/---

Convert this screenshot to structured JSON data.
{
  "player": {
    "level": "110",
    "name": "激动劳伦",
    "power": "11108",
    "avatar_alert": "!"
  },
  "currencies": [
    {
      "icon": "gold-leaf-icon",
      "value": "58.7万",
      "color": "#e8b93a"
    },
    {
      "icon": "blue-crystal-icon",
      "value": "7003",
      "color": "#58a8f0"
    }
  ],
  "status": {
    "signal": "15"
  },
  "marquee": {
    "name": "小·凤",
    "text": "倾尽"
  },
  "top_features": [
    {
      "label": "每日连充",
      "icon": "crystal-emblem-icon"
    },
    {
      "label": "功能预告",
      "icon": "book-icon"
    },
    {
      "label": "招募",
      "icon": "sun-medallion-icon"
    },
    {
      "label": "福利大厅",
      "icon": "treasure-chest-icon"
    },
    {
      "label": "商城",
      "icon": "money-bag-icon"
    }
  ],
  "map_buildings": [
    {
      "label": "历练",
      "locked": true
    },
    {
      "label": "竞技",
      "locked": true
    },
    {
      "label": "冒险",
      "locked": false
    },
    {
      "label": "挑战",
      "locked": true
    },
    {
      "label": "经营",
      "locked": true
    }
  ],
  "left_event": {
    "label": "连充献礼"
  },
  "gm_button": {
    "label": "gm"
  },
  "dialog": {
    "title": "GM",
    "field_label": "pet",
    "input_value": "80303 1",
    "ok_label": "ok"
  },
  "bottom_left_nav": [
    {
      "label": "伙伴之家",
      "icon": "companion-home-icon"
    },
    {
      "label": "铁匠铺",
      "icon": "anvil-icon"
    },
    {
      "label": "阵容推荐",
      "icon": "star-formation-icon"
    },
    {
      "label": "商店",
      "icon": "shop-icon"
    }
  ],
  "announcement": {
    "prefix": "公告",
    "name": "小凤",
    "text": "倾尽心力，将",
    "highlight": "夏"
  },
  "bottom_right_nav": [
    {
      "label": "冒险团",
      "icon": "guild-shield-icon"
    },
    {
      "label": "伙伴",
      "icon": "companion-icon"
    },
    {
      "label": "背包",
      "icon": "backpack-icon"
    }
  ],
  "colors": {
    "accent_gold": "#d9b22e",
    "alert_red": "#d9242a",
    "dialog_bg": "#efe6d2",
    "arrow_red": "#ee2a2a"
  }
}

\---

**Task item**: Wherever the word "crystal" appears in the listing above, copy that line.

**Solution for this task**:
      "icon": "blue-crystal-icon",
      "icon": "crystal-emblem-icon"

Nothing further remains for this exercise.